(What you are asked to do): Gather up every line from the entries below that uses the word "glyph".

(Entries from a dataset of interfaces):
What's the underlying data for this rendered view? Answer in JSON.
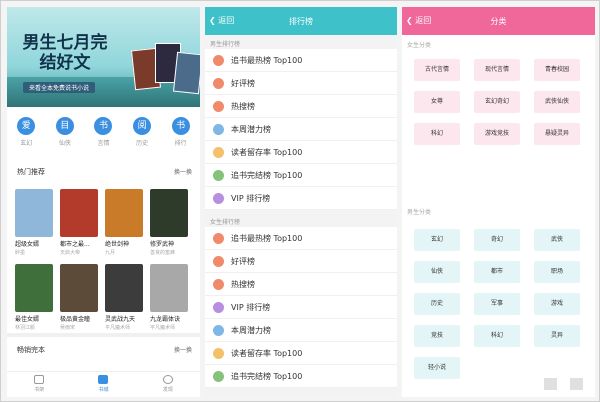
{
  "screen1": {
    "banner": {
      "title": "男生七月完结好文",
      "subtitle": "来看全本免费说书小说"
    },
    "shortcuts": [
      {
        "glyph": "爱",
        "label": "玄幻",
        "color": "#3b8fe0"
      },
      {
        "glyph": "目",
        "label": "仙侠",
        "color": "#3b8fe0"
      },
      {
        "glyph": "书",
        "label": "言情",
        "color": "#3b8fe0"
      },
      {
        "glyph": "阅",
        "label": "历史",
        "color": "#3b8fe0"
      },
      {
        "glyph": "书",
        "label": "排行",
        "color": "#3b8fe0"
      }
    ],
    "hot": {
      "title": "热门推荐",
      "more": "换一换"
    },
    "books": [
      {
        "title": "超级女婿",
        "author": "醉墨",
        "color": "#8fb7d9"
      },
      {
        "title": "都市之最...",
        "author": "天启大帝",
        "color": "#b33b2b"
      },
      {
        "title": "绝世剑神",
        "author": "九月",
        "color": "#c97b2a"
      },
      {
        "title": "修罗武神",
        "author": "善良的蜜蜂",
        "color": "#2f3b2a"
      },
      {
        "title": "最佳女婿",
        "author": "林羽江颜",
        "color": "#3f6f3a"
      },
      {
        "title": "极品黄金瞳",
        "author": "吴雨宋",
        "color": "#5d4b3a"
      },
      {
        "title": "灵武战九天",
        "author": "平凡魔术师",
        "color": "#3c3c3c"
      },
      {
        "title": "九龙霸体诀",
        "author": "平凡魔术师",
        "color": "#a8a8a8"
      }
    ],
    "sale": {
      "title": "畅销完本",
      "more": "换一换"
    },
    "tabs": [
      {
        "label": "书架"
      },
      {
        "label": "书城"
      },
      {
        "label": "发现"
      }
    ]
  },
  "screen2": {
    "back": "返回",
    "title": "排行榜",
    "accent": "#3fc1c9",
    "male_header": "男生排行榜",
    "female_header": "女生排行榜",
    "male": [
      {
        "label": "追书最热榜 Top100",
        "color": "#f08a6a"
      },
      {
        "label": "好评榜",
        "color": "#f08a6a"
      },
      {
        "label": "热搜榜",
        "color": "#f08a6a"
      },
      {
        "label": "本周潜力榜",
        "color": "#7fb6e6"
      },
      {
        "label": "读者留存率 Top100",
        "color": "#f4c06a"
      },
      {
        "label": "追书完结榜 Top100",
        "color": "#86c27a"
      },
      {
        "label": "VIP 排行榜",
        "color": "#b88ee0"
      }
    ],
    "female": [
      {
        "label": "追书最热榜 Top100",
        "color": "#f08a6a"
      },
      {
        "label": "好评榜",
        "color": "#f08a6a"
      },
      {
        "label": "热搜榜",
        "color": "#f08a6a"
      },
      {
        "label": "VIP 排行榜",
        "color": "#b88ee0"
      },
      {
        "label": "本周潜力榜",
        "color": "#7fb6e6"
      },
      {
        "label": "读者留存率 Top100",
        "color": "#f4c06a"
      },
      {
        "label": "追书完结榜 Top100",
        "color": "#86c27a"
      }
    ]
  },
  "screen3": {
    "back": "返回",
    "title": "分类",
    "accent": "#f0679a",
    "female_header": "女生分类",
    "male_header": "男生分类",
    "female": [
      "古代言情",
      "现代言情",
      "青春校园",
      "女尊",
      "玄幻奇幻",
      "武侠仙侠",
      "科幻",
      "游戏竞技",
      "悬疑灵异"
    ],
    "male": [
      "玄幻",
      "奇幻",
      "武侠",
      "仙侠",
      "都市",
      "职场",
      "历史",
      "军事",
      "游戏",
      "竞技",
      "科幻",
      "灵异",
      "轻小说"
    ]
  }
}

(Solved problem):
        "glyph": "爱",
        "glyph": "目",
        "glyph": "书",
        "glyph": "阅",
        "glyph": "书",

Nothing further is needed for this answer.